TASK REQUIREMENTS: I need the number of lines in the following entries that hold the word "Storage", and no other text.

━━━━━ RECORD EXCERPTS

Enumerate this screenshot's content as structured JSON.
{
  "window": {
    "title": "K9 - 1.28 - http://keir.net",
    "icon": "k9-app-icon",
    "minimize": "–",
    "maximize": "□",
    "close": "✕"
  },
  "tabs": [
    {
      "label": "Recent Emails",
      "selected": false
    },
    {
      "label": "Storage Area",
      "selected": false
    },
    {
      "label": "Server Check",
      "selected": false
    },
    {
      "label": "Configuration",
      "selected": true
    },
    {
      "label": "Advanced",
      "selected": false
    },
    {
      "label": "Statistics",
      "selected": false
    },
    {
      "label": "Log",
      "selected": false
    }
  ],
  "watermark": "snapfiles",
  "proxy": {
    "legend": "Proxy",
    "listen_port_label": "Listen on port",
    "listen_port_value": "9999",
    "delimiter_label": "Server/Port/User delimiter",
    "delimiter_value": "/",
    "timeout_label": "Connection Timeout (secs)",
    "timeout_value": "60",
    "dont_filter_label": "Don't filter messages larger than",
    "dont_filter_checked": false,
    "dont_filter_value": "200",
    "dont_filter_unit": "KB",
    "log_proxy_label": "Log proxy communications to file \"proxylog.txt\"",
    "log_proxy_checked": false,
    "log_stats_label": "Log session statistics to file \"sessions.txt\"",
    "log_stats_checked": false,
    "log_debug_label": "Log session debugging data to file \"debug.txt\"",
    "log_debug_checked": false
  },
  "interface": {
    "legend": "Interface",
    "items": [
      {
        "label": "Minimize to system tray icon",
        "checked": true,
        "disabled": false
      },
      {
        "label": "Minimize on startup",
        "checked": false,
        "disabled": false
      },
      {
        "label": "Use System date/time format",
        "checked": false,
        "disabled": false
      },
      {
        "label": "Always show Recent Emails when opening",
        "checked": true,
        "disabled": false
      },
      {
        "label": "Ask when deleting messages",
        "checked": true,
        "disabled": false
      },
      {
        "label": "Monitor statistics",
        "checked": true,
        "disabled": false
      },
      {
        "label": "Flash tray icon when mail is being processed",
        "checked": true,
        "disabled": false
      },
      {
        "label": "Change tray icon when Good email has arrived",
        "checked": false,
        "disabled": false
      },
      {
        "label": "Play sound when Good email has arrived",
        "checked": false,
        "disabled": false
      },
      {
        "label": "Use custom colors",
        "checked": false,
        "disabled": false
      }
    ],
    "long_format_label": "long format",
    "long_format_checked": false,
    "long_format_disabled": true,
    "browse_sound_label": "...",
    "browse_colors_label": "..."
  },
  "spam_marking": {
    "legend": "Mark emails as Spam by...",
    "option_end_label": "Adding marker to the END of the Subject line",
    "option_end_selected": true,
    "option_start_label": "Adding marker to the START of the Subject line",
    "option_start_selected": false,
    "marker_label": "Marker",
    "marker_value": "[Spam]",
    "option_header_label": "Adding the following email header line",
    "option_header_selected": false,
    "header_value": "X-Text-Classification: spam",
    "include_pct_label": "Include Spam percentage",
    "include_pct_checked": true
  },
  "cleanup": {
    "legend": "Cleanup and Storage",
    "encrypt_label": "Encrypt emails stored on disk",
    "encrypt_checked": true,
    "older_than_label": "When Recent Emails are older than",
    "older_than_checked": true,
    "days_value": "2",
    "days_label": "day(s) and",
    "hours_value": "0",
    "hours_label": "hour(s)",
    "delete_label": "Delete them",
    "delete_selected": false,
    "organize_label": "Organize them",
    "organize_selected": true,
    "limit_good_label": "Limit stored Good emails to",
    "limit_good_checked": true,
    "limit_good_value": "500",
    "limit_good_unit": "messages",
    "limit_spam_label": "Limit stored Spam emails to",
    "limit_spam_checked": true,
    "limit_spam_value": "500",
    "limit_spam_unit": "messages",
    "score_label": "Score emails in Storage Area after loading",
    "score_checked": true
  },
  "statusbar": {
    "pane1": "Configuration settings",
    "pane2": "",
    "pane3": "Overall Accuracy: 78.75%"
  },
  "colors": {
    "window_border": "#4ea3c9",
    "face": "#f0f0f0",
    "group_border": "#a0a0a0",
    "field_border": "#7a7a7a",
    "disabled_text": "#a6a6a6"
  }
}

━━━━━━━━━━

FINAL ANSWER: 3